# Exercise requirements:
Each entry in the material below should be reproduced exactly.

# Extracted entries:
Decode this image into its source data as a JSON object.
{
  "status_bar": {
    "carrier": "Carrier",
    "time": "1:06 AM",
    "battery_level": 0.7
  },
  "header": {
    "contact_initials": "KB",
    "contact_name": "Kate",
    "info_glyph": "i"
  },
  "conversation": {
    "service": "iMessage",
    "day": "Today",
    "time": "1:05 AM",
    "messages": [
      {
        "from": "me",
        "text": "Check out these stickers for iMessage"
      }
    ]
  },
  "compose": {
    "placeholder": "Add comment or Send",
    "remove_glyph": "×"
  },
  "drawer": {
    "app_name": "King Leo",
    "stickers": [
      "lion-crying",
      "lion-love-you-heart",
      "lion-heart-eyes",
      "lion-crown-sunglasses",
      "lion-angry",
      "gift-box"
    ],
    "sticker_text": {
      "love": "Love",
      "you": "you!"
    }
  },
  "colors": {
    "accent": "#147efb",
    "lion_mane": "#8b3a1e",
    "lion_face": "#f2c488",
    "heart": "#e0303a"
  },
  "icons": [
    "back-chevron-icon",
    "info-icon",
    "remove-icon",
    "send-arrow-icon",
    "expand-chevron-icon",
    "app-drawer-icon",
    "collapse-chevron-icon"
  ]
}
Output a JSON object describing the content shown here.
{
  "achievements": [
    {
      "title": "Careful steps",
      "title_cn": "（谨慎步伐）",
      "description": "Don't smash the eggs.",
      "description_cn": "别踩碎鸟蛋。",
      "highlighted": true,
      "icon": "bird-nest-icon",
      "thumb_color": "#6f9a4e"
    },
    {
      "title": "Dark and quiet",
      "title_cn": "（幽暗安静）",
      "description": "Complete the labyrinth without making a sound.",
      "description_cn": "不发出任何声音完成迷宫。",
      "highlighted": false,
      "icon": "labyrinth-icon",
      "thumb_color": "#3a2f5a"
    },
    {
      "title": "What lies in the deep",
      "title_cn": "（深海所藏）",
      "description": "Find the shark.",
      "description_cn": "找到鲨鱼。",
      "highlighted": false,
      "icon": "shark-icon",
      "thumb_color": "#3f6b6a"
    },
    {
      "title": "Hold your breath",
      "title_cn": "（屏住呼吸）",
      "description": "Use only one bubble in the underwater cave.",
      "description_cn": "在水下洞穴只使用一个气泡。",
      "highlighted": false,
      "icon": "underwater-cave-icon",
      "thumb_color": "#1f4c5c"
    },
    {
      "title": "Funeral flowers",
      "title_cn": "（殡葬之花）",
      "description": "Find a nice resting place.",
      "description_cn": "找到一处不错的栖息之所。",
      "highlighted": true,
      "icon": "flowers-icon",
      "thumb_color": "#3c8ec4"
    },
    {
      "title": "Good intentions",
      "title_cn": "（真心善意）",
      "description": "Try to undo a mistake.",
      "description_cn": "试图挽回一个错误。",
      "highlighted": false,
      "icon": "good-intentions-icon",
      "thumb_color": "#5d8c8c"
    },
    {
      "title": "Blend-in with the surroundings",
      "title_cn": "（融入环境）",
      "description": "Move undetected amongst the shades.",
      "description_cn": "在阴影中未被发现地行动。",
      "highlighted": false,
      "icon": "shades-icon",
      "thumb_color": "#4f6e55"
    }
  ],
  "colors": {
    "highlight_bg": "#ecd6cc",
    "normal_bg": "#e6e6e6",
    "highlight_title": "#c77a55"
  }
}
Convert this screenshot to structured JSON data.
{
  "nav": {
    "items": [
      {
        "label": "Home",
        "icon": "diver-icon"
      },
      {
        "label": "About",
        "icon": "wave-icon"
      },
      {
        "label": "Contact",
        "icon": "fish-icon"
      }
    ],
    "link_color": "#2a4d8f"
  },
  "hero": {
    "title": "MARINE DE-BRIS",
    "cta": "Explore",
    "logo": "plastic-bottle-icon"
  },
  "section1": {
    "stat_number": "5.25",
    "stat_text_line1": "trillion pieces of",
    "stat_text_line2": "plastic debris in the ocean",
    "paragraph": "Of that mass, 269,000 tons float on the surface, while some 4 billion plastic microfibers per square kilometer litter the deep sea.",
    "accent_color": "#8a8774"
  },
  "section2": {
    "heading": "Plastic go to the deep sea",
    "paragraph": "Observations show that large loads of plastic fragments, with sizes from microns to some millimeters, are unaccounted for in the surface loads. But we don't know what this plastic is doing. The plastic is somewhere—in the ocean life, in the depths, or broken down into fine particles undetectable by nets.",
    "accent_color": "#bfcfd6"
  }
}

# Response for this exercise:
Decode this image into its source data as a JSON object.
{
  "status_bar": {
    "carrier": "Carrier",
    "time": "1:06 AM",
    "battery_level": 0.7
  },
  "header": {
    "contact_initials": "KB",
    "contact_name": "Kate",
    "info_glyph": "i"
  },
  "conversation": {
    "service": "iMessage",
    "day": "Today",
    "time": "1:05 AM",
    "messages": [
      {
        "from": "me",
        "text": "Check out these stickers for iMessage"
      }
    ]
  },
  "compose": {
    "placeholder": "Add comment or Send",
    "remove_glyph": "×"
  },
  "drawer": {
    "app_name": "King Leo",
    "stickers": [
      "lion-crying",
      "lion-love-you-heart",
      "lion-heart-eyes",
      "lion-crown-sunglasses",
      "lion-angry",
      "gift-box"
    ],
    "sticker_text": {
      "love": "Love",
      "you": "you!"
    }
  },
  "colors": {
    "accent": "#147efb",
    "lion_mane": "#8b3a1e",
    "lion_face": "#f2c488",
    "heart": "#e0303a"
  },
  "icons": [
    "back-chevron-icon",
    "info-icon",
    "remove-icon",
    "send-arrow-icon",
    "expand-chevron-icon",
    "app-drawer-icon",
    "collapse-chevron-icon"
  ]
}
Output a JSON object describing the content shown here.
{
  "achievements": [
    {
      "title": "Careful steps",
      "title_cn": "（谨慎步伐）",
      "description": "Don't smash the eggs.",
      "description_cn": "别踩碎鸟蛋。",
      "highlighted": true,
      "icon": "bird-nest-icon",
      "thumb_color": "#6f9a4e"
    },
    {
      "title": "Dark and quiet",
      "title_cn": "（幽暗安静）",
      "description": "Complete the labyrinth without making a sound.",
      "description_cn": "不发出任何声音完成迷宫。",
      "highlighted": false,
      "icon": "labyrinth-icon",
      "thumb_color": "#3a2f5a"
    },
    {
      "title": "What lies in the deep",
      "title_cn": "（深海所藏）",
      "description": "Find the shark.",
      "description_cn": "找到鲨鱼。",
      "highlighted": false,
      "icon": "shark-icon",
      "thumb_color": "#3f6b6a"
    },
    {
      "title": "Hold your breath",
      "title_cn": "（屏住呼吸）",
      "description": "Use only one bubble in the underwater cave.",
      "description_cn": "在水下洞穴只使用一个气泡。",
      "highlighted": false,
      "icon": "underwater-cave-icon",
      "thumb_color": "#1f4c5c"
    },
    {
      "title": "Funeral flowers",
      "title_cn": "（殡葬之花）",
      "description": "Find a nice resting place.",
      "description_cn": "找到一处不错的栖息之所。",
      "highlighted": true,
      "icon": "flowers-icon",
      "thumb_color": "#3c8ec4"
    },
    {
      "title": "Good intentions",
      "title_cn": "（真心善意）",
      "description": "Try to undo a mistake.",
      "description_cn": "试图挽回一个错误。",
      "highlighted": false,
      "icon": "good-intentions-icon",
      "thumb_color": "#5d8c8c"
    },
    {
      "title": "Blend-in with the surroundings",
      "title_cn": "（融入环境）",
      "description": "Move undetected amongst the shades.",
      "description_cn": "在阴影中未被发现地行动。",
      "highlighted": false,
      "icon": "shades-icon",
      "thumb_color": "#4f6e55"
    }
  ],
  "colors": {
    "highlight_bg": "#ecd6cc",
    "normal_bg": "#e6e6e6",
    "highlight_title": "#c77a55"
  }
}
Convert this screenshot to structured JSON data.
{
  "nav": {
    "items": [
      {
        "label": "Home",
        "icon": "diver-icon"
      },
      {
        "label": "About",
        "icon": "wave-icon"
      },
      {
        "label": "Contact",
        "icon": "fish-icon"
      }
    ],
    "link_color": "#2a4d8f"
  },
  "hero": {
    "title": "MARINE DE-BRIS",
    "cta": "Explore",
    "logo": "plastic-bottle-icon"
  },
  "section1": {
    "stat_number": "5.25",
    "stat_text_line1": "trillion pieces of",
    "stat_text_line2": "plastic debris in the ocean",
    "paragraph": "Of that mass, 269,000 tons float on the surface, while some 4 billion plastic microfibers per square kilometer litter the deep sea.",
    "accent_color": "#8a8774"
  },
  "section2": {
    "heading": "Plastic go to the deep sea",
    "paragraph": "Observations show that large loads of plastic fragments, with sizes from microns to some millimeters, are unaccounted for in the surface loads. But we don't know what this plastic is doing. The plastic is somewhere—in the ocean life, in the depths, or broken down into fine particles undetectable by nets.",
    "accent_color": "#bfcfd6"
  }
}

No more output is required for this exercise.